Our roBlocks prototype (above) uses seven tiny magnets on each face of each cube. On each connector, there are protruding keys (with silver cylinder magnets) and recessed keys (with gold cube magnets). When you put two blocks together, the cylinders (polarized N) attract the cubes (polarized S) and (click!) the magnetic attraction force holds them together. Little magnets are expensive, though, and can also be dangerous if little kids can get their hands on them. So we’re thinking about replacing the recessed magnets with regular old steel, but I had a hard time figuring out how this would effect the magnetic attraction force. Would it reduce it by 50% since we’re eliminating one magnet? Would it be the same since the single magnet induces poles in the steel? I asked some of the engineers in my lab and they had answers as varied as mine. I even called my friend Pete who’s an astrophysicist at a Lawrence Livermore, but that just led to a lot of mumbling and Greek letters. Finally, I broke down and called a magnet store. Their answer? Replacing one of the magnets will generally reduce the attraction force by about 15%. So there you go.
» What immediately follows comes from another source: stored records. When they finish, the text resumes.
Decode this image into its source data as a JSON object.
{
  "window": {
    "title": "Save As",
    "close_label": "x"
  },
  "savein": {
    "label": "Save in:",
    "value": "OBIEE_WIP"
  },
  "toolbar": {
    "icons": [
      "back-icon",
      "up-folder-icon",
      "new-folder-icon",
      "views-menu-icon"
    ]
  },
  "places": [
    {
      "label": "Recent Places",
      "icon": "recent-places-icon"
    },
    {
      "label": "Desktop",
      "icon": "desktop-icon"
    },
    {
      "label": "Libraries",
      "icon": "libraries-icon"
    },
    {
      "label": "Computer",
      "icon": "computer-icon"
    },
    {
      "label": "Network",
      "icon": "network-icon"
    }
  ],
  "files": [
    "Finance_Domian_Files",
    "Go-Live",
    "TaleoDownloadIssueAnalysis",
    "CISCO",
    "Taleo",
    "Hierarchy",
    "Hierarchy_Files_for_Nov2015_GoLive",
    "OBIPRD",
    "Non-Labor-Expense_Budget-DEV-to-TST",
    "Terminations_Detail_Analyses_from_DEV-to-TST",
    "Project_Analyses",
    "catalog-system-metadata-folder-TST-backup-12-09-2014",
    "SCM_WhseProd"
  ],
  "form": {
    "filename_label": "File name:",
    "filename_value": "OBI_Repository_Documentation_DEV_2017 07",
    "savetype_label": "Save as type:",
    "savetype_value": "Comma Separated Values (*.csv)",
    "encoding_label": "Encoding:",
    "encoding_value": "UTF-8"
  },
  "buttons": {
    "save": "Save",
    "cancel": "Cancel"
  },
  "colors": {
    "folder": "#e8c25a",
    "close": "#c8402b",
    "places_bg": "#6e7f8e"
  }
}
A Few Reviews of Cubelets
In July, we shipped out our first production run of 100 “beta test” KT01 20-Cubelet kits. That might not sound like a lot of robots,